-A Masicampo is the primary leader among all the traditional leaders and other non Christian cultural communities whose authority extends throughout  mainland Palawan.
-Considered as the patriarch of the IPs of Palawan, settling disputes, imposing tribal laws (adat), appointing traditional leaders (bageral), and solemnizing tribal marriages.
- It is common belief among the Tagbanuas and Pala’wan of mainland Palawan that there shall be only one legitimate Masicampo of Palawan. To avoid conflicting views to the customary laws.
- in case of death of a Masicampo or upon his incapacity, the elders among the clans of the Family with the Bloodline of Masicampo also called as the Usba e’t Masicampo will convene for the purpose of choosing among them who will be the next Masicampo. The Masicampo will be chosen by a consensus of the Usba e’t Masicampothe council of the elders of the clan. Women, youngsters and non members of the family are prohibited to participate in the deliberation.
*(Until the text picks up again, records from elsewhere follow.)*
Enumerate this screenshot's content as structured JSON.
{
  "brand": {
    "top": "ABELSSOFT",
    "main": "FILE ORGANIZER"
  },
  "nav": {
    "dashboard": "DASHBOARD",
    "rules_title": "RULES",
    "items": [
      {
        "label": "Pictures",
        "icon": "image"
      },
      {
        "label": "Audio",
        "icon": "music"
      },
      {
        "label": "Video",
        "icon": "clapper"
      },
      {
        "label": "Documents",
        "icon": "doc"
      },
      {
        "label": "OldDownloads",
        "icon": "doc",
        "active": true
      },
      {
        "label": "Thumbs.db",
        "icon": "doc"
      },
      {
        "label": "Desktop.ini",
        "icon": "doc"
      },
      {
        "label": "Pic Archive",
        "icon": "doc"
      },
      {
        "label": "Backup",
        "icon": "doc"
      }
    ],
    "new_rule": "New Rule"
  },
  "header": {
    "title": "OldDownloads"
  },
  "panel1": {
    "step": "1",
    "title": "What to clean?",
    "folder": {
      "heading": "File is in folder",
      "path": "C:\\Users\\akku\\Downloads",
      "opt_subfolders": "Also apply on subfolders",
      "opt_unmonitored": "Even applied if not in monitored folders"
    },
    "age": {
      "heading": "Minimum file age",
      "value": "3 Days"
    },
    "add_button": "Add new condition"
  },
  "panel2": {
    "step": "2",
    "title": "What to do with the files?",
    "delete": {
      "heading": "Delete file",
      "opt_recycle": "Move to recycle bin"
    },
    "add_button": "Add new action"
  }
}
Maradia
                                                         i.                    Maradia et Masicampo
-A position held by persons with the bloodline of a Masicampo. He also renders assistance with the Masicampo and performs other duties assigned to him by the latter.
- In case of death of the Masicampo he is tasked to gather all the council of elders (usba et’ Masicampo) to convene for the selection of the new Masicampo.
                                                       ii.                    Maradia et Manlalambay
-                 A position/ title acquired by a bageral through hierarchy and consanguinity. He must be comprehensively knowledgeable of the lambay ritual and other laws concerning thereto.
                                                      iii.                    Maradia
-                 Assists the local bagerals in settling disputes (surrugiden).
-                 This position has a broader aspect of responsibilities with respect to juridical duties to local leaders.




Maradia et Manlalambay
Wearing red, Apo Lobo (left) and Apo Lulan Mande (Right flank of the Masikampo), Manlalambay, who performed the lambay. Apo Adol Cojamco, another Tagbanua noble, stands on the rightmost. The three of them are from Barangay Magbabadil, Aborlan.